Explanation of card shuffling algorithm (java)



I was trying to better understand in a common Java shuffle deck of cards algorithm, this piece of code:

// Random for remaining positions. 
int r = i + rand.nextInt(52 - i); 

Why is it necessary to “pad” or add i index to the resultant random number? It looks like as you iterate and add i, by subtracting i, you keep the max possible range of random numbers consistent from 0 to 51, but why not just do:

int r = rand.nextInt(52);

Full code:

      
    // Function which shuffle and print the array 
    public static void shuffle(int card[], int n) 
    { 
          
        Random rand = new Random(); 
          
        for (int i = 0; i < n; i++) 
        { 
            // Random for remaining positions. 
            int r = i + rand.nextInt(52 - i); 
              
             //swapping the elements 
             int temp = card[r]; 
             card[r] = card[i]; 
             card[i] = temp; 
               
        } 
    } 

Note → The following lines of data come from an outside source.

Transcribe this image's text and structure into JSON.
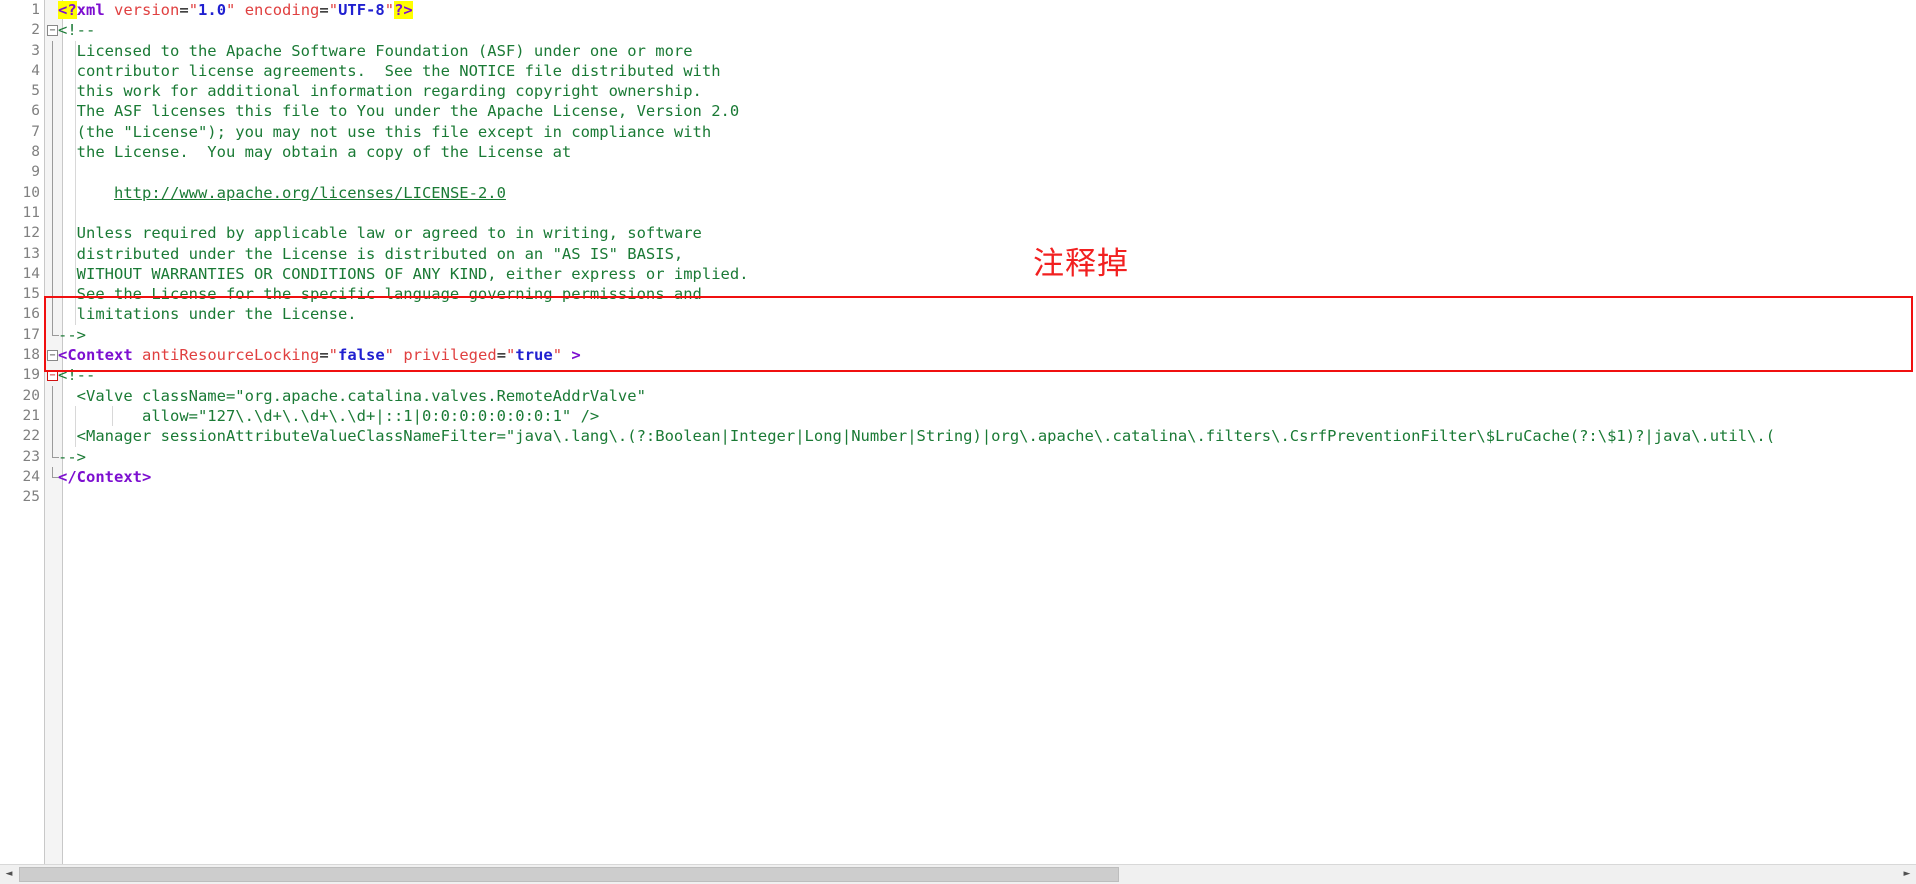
{
  "editor": {
    "language": "XML",
    "colors": {
      "comment": "#1a7a35",
      "tag": "#7d0fd0",
      "attribute": "#e04040",
      "value": "#2020d0",
      "highlight": "#ffff00",
      "annotation": "#f22020",
      "box_border": "#f01010",
      "line_number": "#808080",
      "background": "#ffffff"
    },
    "line_numbers": [
      "1",
      "2",
      "3",
      "4",
      "5",
      "6",
      "7",
      "8",
      "9",
      "10",
      "11",
      "12",
      "13",
      "14",
      "15",
      "16",
      "17",
      "18",
      "19",
      "20",
      "21",
      "22",
      "23",
      "24",
      "25"
    ],
    "lines": [
      {
        "n": "1",
        "fold": "none",
        "text": "<?xml version=\"1.0\" encoding=\"UTF-8\"?>"
      },
      {
        "n": "2",
        "fold": "open",
        "text": "<!--"
      },
      {
        "n": "3",
        "fold": "body",
        "text": "  Licensed to the Apache Software Foundation (ASF) under one or more"
      },
      {
        "n": "4",
        "fold": "body",
        "text": "  contributor license agreements.  See the NOTICE file distributed with"
      },
      {
        "n": "5",
        "fold": "body",
        "text": "  this work for additional information regarding copyright ownership."
      },
      {
        "n": "6",
        "fold": "body",
        "text": "  The ASF licenses this file to You under the Apache License, Version 2.0"
      },
      {
        "n": "7",
        "fold": "body",
        "text": "  (the \"License\"); you may not use this file except in compliance with"
      },
      {
        "n": "8",
        "fold": "body",
        "text": "  the License.  You may obtain a copy of the License at"
      },
      {
        "n": "9",
        "fold": "body",
        "text": ""
      },
      {
        "n": "10",
        "fold": "body",
        "text": "      http://www.apache.org/licenses/LICENSE-2.0"
      },
      {
        "n": "11",
        "fold": "body",
        "text": ""
      },
      {
        "n": "12",
        "fold": "body",
        "text": "  Unless required by applicable law or agreed to in writing, software"
      },
      {
        "n": "13",
        "fold": "body",
        "text": "  distributed under the License is distributed on an \"AS IS\" BASIS,"
      },
      {
        "n": "14",
        "fold": "body",
        "text": "  WITHOUT WARRANTIES OR CONDITIONS OF ANY KIND, either express or implied."
      },
      {
        "n": "15",
        "fold": "body",
        "text": "  See the License for the specific language governing permissions and"
      },
      {
        "n": "16",
        "fold": "body",
        "text": "  limitations under the License."
      },
      {
        "n": "17",
        "fold": "close",
        "text": "-->"
      },
      {
        "n": "18",
        "fold": "open",
        "text": "<Context antiResourceLocking=\"false\" privileged=\"true\" >"
      },
      {
        "n": "19",
        "fold": "open",
        "text": "<!--"
      },
      {
        "n": "20",
        "fold": "body",
        "text": "  <Valve className=\"org.apache.catalina.valves.RemoteAddrValve\""
      },
      {
        "n": "21",
        "fold": "body",
        "text": "         allow=\"127\\.\\d+\\.\\d+\\.\\d+|::1|0:0:0:0:0:0:0:1\" />"
      },
      {
        "n": "22",
        "fold": "body",
        "text": "  <Manager sessionAttributeValueClassNameFilter=\"java\\.lang\\.(?:Boolean|Integer|Long|Number|String)|org\\.apache\\.catalina\\.filters\\.CsrfPreventionFilter\\$LruCache(?:\\$1)?|java\\.util\\.("
      },
      {
        "n": "23",
        "fold": "close",
        "text": "-->"
      },
      {
        "n": "24",
        "fold": "close",
        "text": "</Context>"
      },
      {
        "n": "25",
        "fold": "none",
        "text": ""
      }
    ],
    "line_01_tokens": [
      {
        "cls": "t-hl",
        "s": "<?"
      },
      {
        "cls": "t-pi",
        "s": "xml"
      },
      {
        "cls": "t-plain",
        "s": " "
      },
      {
        "cls": "t-attr",
        "s": "version"
      },
      {
        "cls": "t-plain",
        "s": "="
      },
      {
        "cls": "t-quote",
        "s": "\""
      },
      {
        "cls": "t-val",
        "s": "1.0"
      },
      {
        "cls": "t-quote",
        "s": "\""
      },
      {
        "cls": "t-plain",
        "s": " "
      },
      {
        "cls": "t-attr",
        "s": "encoding"
      },
      {
        "cls": "t-plain",
        "s": "="
      },
      {
        "cls": "t-quote",
        "s": "\""
      },
      {
        "cls": "t-val",
        "s": "UTF-8"
      },
      {
        "cls": "t-quote",
        "s": "\""
      },
      {
        "cls": "t-hl",
        "s": "?>"
      }
    ],
    "line_18_tokens": [
      {
        "cls": "t-tag",
        "s": "<Context"
      },
      {
        "cls": "t-plain",
        "s": " "
      },
      {
        "cls": "t-attr",
        "s": "antiResourceLocking"
      },
      {
        "cls": "t-plain",
        "s": "="
      },
      {
        "cls": "t-quote",
        "s": "\""
      },
      {
        "cls": "t-val",
        "s": "false"
      },
      {
        "cls": "t-quote",
        "s": "\""
      },
      {
        "cls": "t-plain",
        "s": " "
      },
      {
        "cls": "t-attr",
        "s": "privileged"
      },
      {
        "cls": "t-plain",
        "s": "="
      },
      {
        "cls": "t-quote",
        "s": "\""
      },
      {
        "cls": "t-val",
        "s": "true"
      },
      {
        "cls": "t-quote",
        "s": "\""
      },
      {
        "cls": "t-tag",
        "s": " >"
      }
    ],
    "line_24_tokens": [
      {
        "cls": "t-tag",
        "s": "</Context>"
      }
    ],
    "link_line": {
      "prefix": "      ",
      "url": "http://www.apache.org/licenses/LICENSE-2.0"
    },
    "fold_glyphs": {
      "open": "−",
      "close": "└"
    }
  },
  "annotation": {
    "text": "注释掉"
  },
  "scrollbar": {
    "left_arrow": "◄",
    "right_arrow": "►"
  }
}
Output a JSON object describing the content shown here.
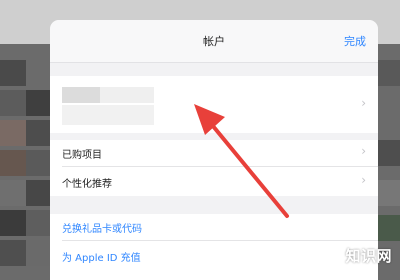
{
  "nav": {
    "title": "帐户",
    "done_label": "完成"
  },
  "account": {
    "chevron": "›"
  },
  "menu": {
    "purchased": "已购项目",
    "personalized": "个性化推荐",
    "redeem": "兑换礼品卡或代码",
    "add_funds": "为 Apple ID 充值"
  },
  "chevrons": {
    "glyph": "›"
  },
  "watermark": "知识网",
  "colors": {
    "accent": "#2f86ff",
    "annotation_arrow": "#e8403a"
  }
}
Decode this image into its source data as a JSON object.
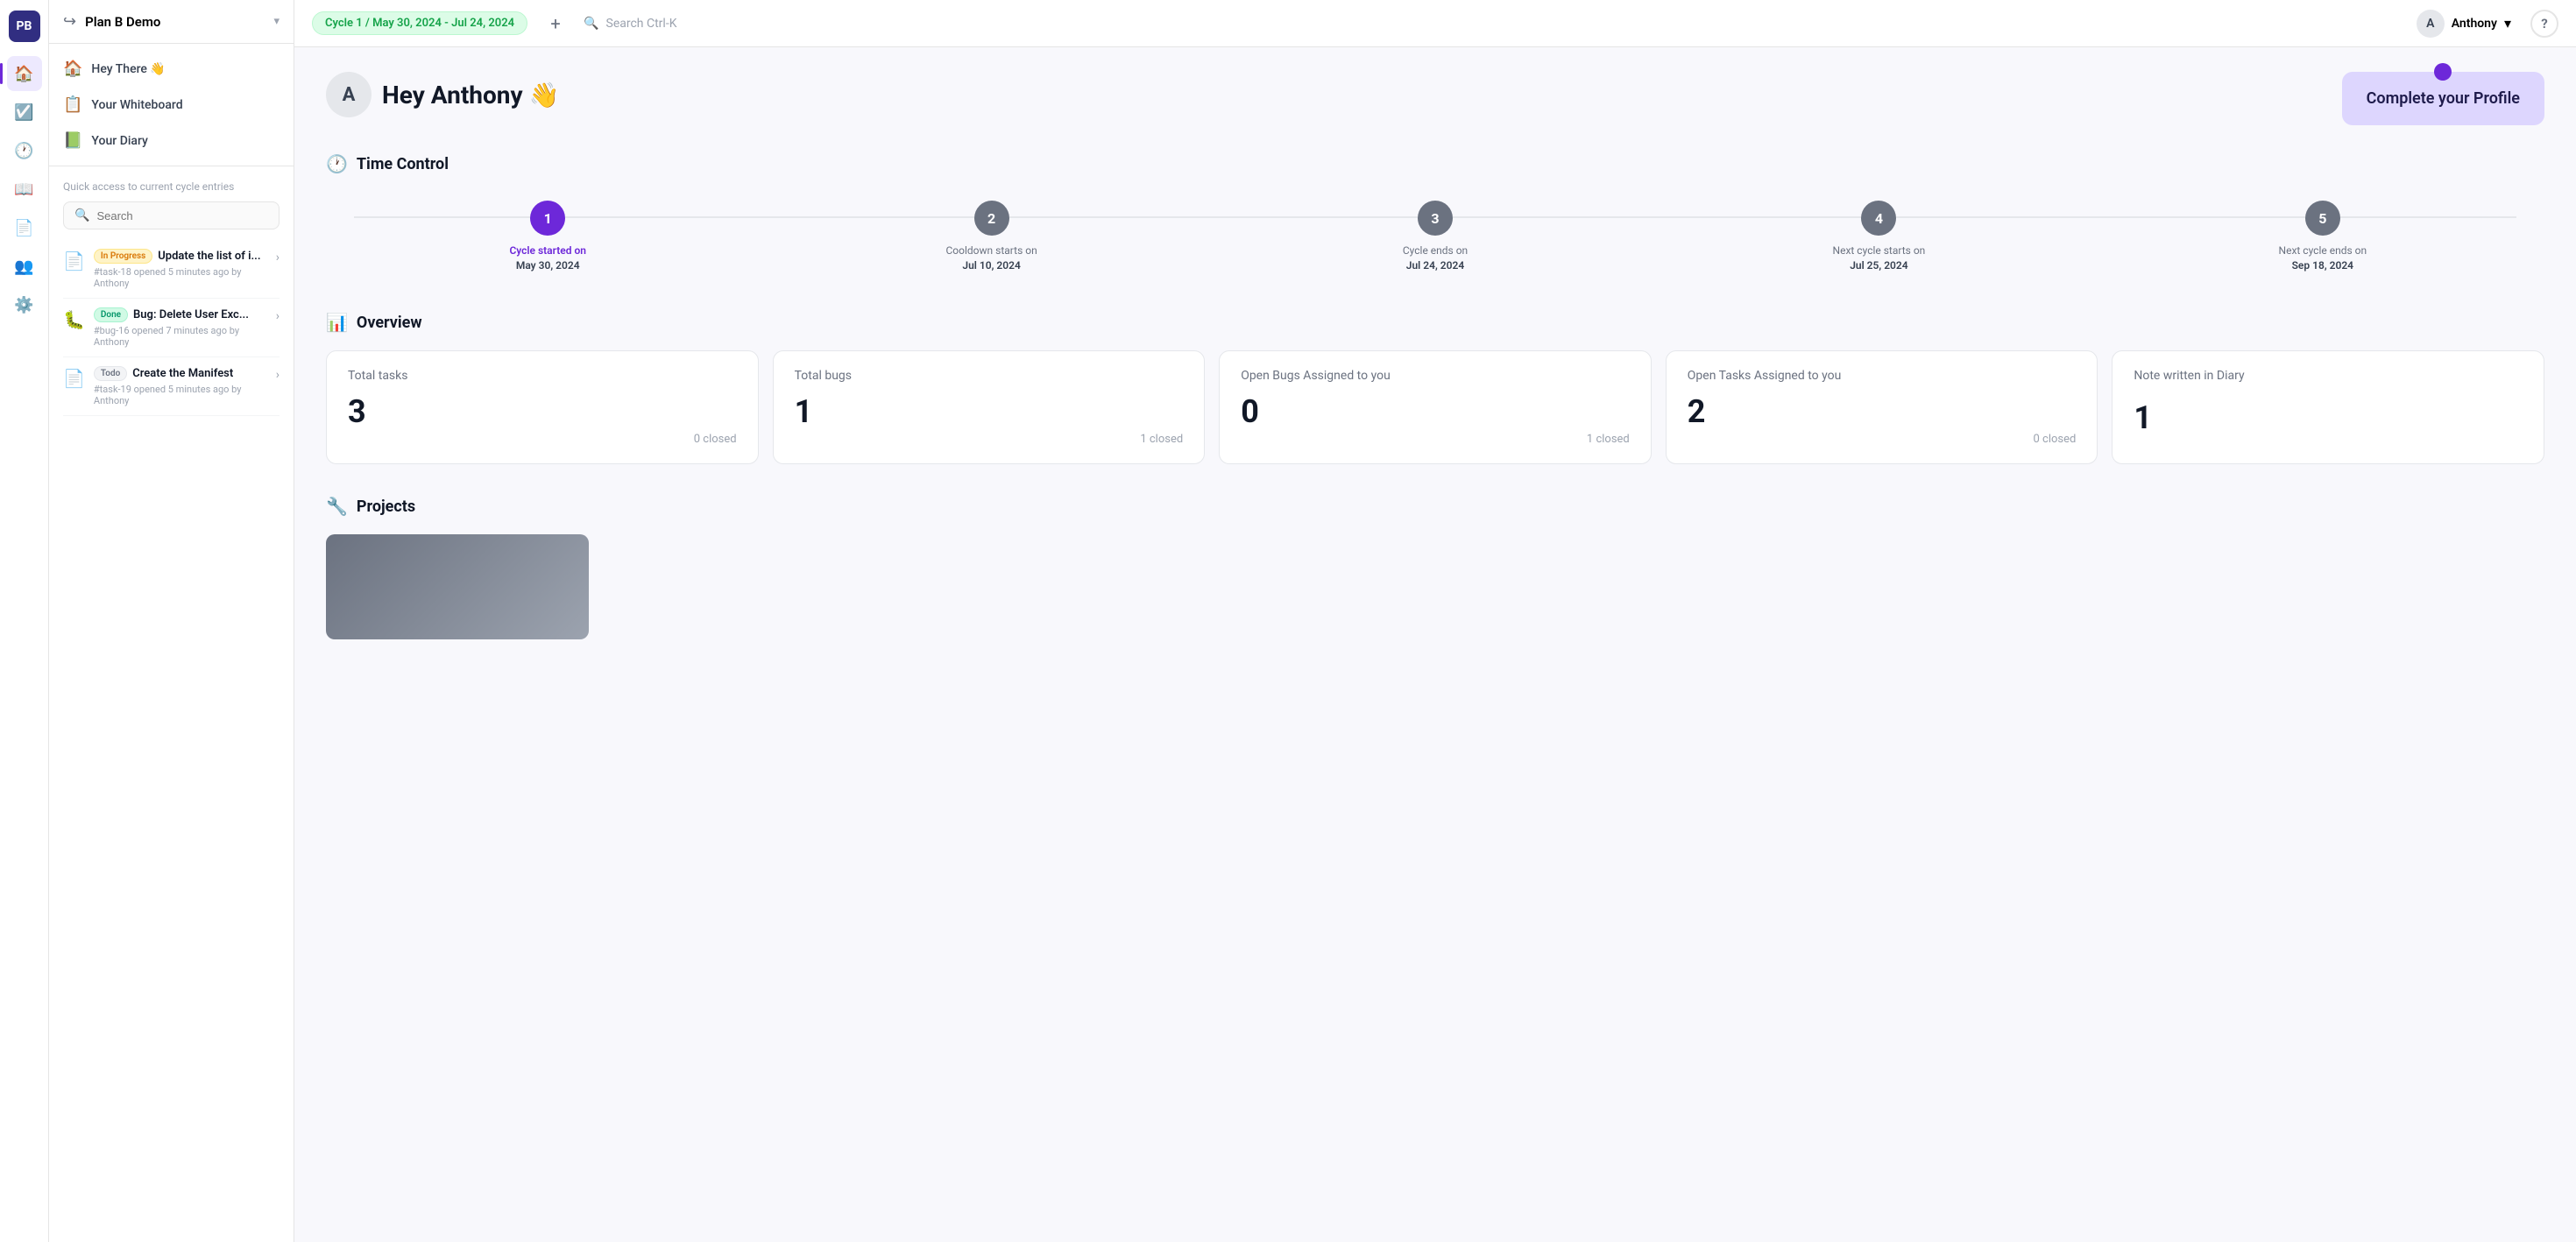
{
  "logo": {
    "text": "PB"
  },
  "workspace": {
    "name": "Plan B Demo",
    "chevron": "▾"
  },
  "nav": {
    "items": [
      {
        "id": "home",
        "icon": "🏠",
        "label": "Home",
        "active": true
      },
      {
        "id": "tasks",
        "icon": "✅",
        "label": "Tasks",
        "active": false
      },
      {
        "id": "clock",
        "icon": "🕐",
        "label": "Clock",
        "active": false
      },
      {
        "id": "book",
        "icon": "📖",
        "label": "Book",
        "active": false
      },
      {
        "id": "page",
        "icon": "📄",
        "label": "Page",
        "active": false
      },
      {
        "id": "people",
        "icon": "👥",
        "label": "People",
        "active": false
      },
      {
        "id": "settings",
        "icon": "⚙️",
        "label": "Settings",
        "active": false
      }
    ]
  },
  "left_panel": {
    "nav_items": [
      {
        "id": "hey-there",
        "icon": "🏠",
        "label": "Hey There 👋"
      },
      {
        "id": "whiteboard",
        "icon": "📋",
        "label": "Your Whiteboard"
      },
      {
        "id": "diary",
        "icon": "📗",
        "label": "Your Diary"
      }
    ],
    "quick_access_title": "Quick access to current cycle entries",
    "search_placeholder": "Search",
    "entries": [
      {
        "id": "entry-1",
        "badge": "In Progress",
        "badge_type": "inprogress",
        "title": "Update the list of i...",
        "meta": "#task-18 opened 5 minutes ago by Anthony",
        "icon": "📄"
      },
      {
        "id": "entry-2",
        "badge": "Done",
        "badge_type": "done",
        "title": "Bug: Delete User Exc...",
        "meta": "#bug-16 opened 7 minutes ago by Anthony",
        "icon": "🐛"
      },
      {
        "id": "entry-3",
        "badge": "Todo",
        "badge_type": "todo",
        "title": "Create the Manifest",
        "meta": "#task-19 opened 5 minutes ago by Anthony",
        "icon": "📄"
      }
    ]
  },
  "topbar": {
    "cycle_label": "Cycle 1 / May 30, 2024 - Jul 24, 2024",
    "add_icon": "+",
    "search_placeholder": "Search Ctrl-K",
    "user": {
      "name": "Anthony",
      "avatar_letter": "A",
      "chevron": "▾"
    },
    "help_label": "?"
  },
  "hero": {
    "avatar_letter": "A",
    "greeting": "Hey Anthony 👋",
    "profile_card": {
      "dot": true,
      "title": "Complete your Profile"
    }
  },
  "time_control": {
    "section_label": "Time Control",
    "steps": [
      {
        "num": "1",
        "active": true,
        "label": "Cycle started on",
        "label_active": true,
        "date": "May 30, 2024"
      },
      {
        "num": "2",
        "active": false,
        "label": "Cooldown starts on",
        "date": "Jul 10, 2024"
      },
      {
        "num": "3",
        "active": false,
        "label": "Cycle ends on",
        "date": "Jul 24, 2024"
      },
      {
        "num": "4",
        "active": false,
        "label": "Next cycle starts on",
        "date": "Jul 25, 2024"
      },
      {
        "num": "5",
        "active": false,
        "label": "Next cycle ends on",
        "date": "Sep 18, 2024"
      }
    ]
  },
  "overview": {
    "section_label": "Overview",
    "cards": [
      {
        "id": "total-tasks",
        "label": "Total tasks",
        "value": "3",
        "footer": "0 closed"
      },
      {
        "id": "total-bugs",
        "label": "Total bugs",
        "value": "1",
        "footer": "1 closed"
      },
      {
        "id": "open-bugs-assigned",
        "label": "Open Bugs Assigned to you",
        "value": "0",
        "footer": "1 closed"
      },
      {
        "id": "open-tasks-assigned",
        "label": "Open Tasks Assigned to you",
        "value": "2",
        "footer": "0 closed"
      },
      {
        "id": "notes-diary",
        "label": "Note written in Diary",
        "value": "1",
        "footer": ""
      }
    ]
  },
  "projects": {
    "section_label": "Projects"
  }
}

Answer

The Fisher–Yates shuffle works as follows:

  • Take a random element from the array, and swap it into first place
  • Take a random element from remaining values, and swap it into second place
  • Take a random element from remaining values, and swap it into third place
  • and so on

It is the “remaining values” part you’re asking about.

E.g. after 10 iterations, you have swapped 10 random values into the first 10 positions of the array, so for the next iteration you need a random position in range 10-end, hence the offset of 10 from a random range of 10 less than full range, aka i + rand.nextInt(52 - i).



Source: stackoverflow